Based on the first 6 submissions, there were quite a few changes I made, the most important of which were:
Allow filtering out of certain URL paths, configurable on a per domain basis. The first URLs that needed filtering were lists of search queries, e.g. /search/?query=&filter=Technology . I was going to simply not index any pages with a query string, but then I realised that this would miss a lot of content from some other sites which used links like /stream?type=article for navigation, so I had to make the exclude paths configurable.
Allow filtering out of certain page types. It turns out that many sites have 1000s or 10s of 1000s of microblog posts, which means much or all of the indexing page limit could be taken up by pages which sometimes consisted of as little as one word. While I think there is a case for indexing this content, it would be a very different solution, e.g. with content pushed for near real-time search, an alternative interface, etc. For a traditional style search engine I think the more longform and more long lived content is more relevant. So I implemented a solution which detects page type when indexing (currently using

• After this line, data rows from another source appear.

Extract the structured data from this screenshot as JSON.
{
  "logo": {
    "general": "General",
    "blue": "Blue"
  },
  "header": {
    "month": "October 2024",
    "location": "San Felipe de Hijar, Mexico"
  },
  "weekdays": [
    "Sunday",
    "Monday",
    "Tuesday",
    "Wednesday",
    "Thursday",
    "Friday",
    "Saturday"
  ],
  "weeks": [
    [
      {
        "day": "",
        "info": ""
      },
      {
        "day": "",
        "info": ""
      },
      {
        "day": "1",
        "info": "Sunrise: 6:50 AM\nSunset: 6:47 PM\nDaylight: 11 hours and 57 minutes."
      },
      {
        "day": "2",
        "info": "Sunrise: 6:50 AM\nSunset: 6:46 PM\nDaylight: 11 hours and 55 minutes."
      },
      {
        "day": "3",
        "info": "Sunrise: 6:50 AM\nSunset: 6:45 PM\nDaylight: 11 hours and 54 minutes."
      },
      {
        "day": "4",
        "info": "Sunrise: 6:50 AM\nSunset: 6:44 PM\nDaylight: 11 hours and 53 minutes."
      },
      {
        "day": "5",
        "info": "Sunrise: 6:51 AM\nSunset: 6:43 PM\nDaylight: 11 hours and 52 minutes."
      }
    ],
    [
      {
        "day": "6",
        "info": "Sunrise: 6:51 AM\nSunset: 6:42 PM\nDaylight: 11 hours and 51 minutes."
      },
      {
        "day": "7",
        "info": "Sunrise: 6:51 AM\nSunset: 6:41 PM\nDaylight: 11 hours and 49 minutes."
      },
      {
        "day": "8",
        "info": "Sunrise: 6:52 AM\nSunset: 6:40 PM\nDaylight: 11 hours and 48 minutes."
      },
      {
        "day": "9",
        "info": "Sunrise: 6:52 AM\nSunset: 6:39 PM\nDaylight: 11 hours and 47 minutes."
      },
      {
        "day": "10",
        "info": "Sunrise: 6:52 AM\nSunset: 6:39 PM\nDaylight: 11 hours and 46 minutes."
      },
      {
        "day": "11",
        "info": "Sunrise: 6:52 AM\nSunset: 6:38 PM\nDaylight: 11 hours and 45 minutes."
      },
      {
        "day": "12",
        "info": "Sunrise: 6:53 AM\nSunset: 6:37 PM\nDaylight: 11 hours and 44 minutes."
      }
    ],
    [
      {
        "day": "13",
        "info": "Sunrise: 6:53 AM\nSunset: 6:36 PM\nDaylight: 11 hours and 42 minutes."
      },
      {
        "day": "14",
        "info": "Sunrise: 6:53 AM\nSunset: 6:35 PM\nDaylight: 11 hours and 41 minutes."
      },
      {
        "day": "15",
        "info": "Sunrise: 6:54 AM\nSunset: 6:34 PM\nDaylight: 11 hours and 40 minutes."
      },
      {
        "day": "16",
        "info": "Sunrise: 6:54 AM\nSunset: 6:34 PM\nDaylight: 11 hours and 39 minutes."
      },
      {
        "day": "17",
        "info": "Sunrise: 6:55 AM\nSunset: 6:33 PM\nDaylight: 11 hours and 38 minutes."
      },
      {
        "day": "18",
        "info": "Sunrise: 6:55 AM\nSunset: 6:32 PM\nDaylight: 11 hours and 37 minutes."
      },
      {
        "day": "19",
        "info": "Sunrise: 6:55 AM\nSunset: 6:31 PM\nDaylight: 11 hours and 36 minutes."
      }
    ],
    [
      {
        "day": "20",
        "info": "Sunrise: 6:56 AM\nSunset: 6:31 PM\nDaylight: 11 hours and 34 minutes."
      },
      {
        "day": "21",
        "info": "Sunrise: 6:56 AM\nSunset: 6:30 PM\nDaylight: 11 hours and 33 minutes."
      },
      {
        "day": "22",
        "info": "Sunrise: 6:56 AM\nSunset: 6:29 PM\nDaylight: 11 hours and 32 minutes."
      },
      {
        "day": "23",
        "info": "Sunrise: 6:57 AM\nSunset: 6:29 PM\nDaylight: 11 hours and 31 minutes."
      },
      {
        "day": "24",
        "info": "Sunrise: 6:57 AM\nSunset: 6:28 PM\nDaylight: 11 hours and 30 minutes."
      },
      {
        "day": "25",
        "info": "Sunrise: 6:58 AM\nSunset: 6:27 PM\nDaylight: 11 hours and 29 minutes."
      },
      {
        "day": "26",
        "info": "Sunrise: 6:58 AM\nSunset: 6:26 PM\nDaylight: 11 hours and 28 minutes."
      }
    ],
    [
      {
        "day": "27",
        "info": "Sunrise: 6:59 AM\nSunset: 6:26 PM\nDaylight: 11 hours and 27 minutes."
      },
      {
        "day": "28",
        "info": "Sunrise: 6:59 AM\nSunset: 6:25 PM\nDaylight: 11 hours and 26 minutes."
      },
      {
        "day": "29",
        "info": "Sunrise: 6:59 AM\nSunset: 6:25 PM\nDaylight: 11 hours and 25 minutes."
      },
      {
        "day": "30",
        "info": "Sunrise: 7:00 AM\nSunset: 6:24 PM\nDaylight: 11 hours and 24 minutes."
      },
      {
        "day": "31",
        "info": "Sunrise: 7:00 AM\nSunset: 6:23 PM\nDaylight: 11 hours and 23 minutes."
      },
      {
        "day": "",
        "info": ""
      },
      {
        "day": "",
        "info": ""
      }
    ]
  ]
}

article data-post-type=) and allows users to prevent specified page types from being indexed. Unlike the URL path filtering, this requires the indexer to open and parse the page, so it could potentially have an impact on indexing times, but that is something to monitor. I did implement a solution for users to define custom page types using xpath expressions, but I removed this because it started making what should be a simple solution look quite complicated. I could always add that back if there is demand, because it could be a very powerful feature, e.g. combined with the query filters in the API.

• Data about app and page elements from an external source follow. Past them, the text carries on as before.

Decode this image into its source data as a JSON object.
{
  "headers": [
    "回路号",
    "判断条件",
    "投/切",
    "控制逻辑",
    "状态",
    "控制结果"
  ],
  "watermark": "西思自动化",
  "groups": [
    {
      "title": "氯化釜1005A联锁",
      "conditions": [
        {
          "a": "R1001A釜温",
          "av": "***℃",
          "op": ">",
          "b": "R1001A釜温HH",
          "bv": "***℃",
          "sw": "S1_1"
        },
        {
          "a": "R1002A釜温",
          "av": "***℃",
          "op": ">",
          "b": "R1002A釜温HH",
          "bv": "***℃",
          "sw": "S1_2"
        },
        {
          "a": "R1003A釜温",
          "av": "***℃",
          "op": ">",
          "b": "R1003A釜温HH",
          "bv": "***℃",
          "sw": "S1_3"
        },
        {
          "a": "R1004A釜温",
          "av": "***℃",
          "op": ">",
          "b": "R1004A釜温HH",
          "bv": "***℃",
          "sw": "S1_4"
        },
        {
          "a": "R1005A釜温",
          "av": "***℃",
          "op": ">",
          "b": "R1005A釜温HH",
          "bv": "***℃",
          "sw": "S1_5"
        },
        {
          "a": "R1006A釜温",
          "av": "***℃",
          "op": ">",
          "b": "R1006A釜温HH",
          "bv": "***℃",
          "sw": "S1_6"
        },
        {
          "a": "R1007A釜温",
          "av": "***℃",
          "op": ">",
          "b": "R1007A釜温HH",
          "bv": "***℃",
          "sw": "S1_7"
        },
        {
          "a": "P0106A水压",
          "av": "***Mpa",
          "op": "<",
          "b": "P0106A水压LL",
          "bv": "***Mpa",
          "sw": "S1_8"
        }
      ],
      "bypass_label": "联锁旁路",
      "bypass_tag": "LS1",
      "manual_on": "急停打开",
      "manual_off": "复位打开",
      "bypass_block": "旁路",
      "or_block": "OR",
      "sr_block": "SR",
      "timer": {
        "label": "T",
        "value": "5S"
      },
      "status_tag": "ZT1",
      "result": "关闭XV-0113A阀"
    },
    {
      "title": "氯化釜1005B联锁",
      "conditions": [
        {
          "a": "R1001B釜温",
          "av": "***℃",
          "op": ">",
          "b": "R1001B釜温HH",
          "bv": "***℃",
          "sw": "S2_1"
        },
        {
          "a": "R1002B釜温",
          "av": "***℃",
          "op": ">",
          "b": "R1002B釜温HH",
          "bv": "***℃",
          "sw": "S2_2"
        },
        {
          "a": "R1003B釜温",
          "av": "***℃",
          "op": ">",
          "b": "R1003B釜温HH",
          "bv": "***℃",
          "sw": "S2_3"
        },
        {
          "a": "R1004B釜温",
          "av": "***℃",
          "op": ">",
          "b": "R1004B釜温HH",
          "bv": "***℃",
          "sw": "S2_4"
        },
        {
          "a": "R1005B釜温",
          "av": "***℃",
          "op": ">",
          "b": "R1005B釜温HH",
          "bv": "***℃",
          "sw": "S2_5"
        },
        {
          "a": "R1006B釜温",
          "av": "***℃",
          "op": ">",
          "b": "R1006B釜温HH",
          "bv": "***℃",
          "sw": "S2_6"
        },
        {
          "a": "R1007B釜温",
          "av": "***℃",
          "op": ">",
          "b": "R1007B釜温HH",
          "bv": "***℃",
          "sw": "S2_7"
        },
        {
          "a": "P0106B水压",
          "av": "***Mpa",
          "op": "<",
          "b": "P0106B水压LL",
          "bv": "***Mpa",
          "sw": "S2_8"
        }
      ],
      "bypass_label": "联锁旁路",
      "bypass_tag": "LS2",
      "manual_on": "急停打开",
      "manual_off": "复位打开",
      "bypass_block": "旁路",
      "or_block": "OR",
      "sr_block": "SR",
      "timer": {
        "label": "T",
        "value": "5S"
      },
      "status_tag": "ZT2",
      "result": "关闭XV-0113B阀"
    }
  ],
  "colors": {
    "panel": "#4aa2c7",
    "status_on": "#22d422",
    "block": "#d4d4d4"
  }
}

Ignoring the cost of my time, upfront costs have been nearly zero, and running costs should be manageable short term.
Domain registration was £13.68. The SSL certs were free through LetsEncrypt, and the initial hosting was on the t2.micro free tier. Assuming I can keep it to one t3.medium EC2 instance, and not use any of the other paid services, the cost for the server should be under £300 a year, and as per above may even be free for the first two years under the AWS Activate Founders scheme.
If I start getting a lot of traffic and have to upgrade, there is the plan to cover the running costs.
Next steps & the future
Well, now it’s out there, the next step is to see if there is any interest. And if there is, whether it is more for the search for independent sites, or for the search as a service. Or even for a different direction beyond those, e.g. as a community curated search. Needless to say, there are a lot of potential improvements that could be made.
The good things about this approach are that it can:
- Start small and grow organically. A whole-internet search isn’t really something you can build in your garage any more, as evidenced by all the new whole-internet search engines which are simply buying their data from the incumbents2. Not that I’d want to index the whole internet these days anyway given the amount of spam on it. Best case, in the very long term, would be if all the good sites were indexed in this search.
- Be sustainable if successful. There’s no point in having a great service that everyone loves if it can’t be sustained. So many of the internet giants have burned through vast amounts of money with no idea how they can become profitable, and so simply fall back on advertising. It might never be able to generate equivalent revenue to advertising funded sites, but this is hopefully part of a new era of “$1 million dollars isn’t cool. You know what’s cool? Making the internet a better place”.
e.g. The Return of the 90s Web, Rediscovering the Small Web, If I could bring one thing back to the internet it would be blogs , Ask HN: Is there a search engine which excludes the world’s biggest websites?, Mozilla goes incubator with ‘Fix The Internet’ startup early-stage investments . ↩︎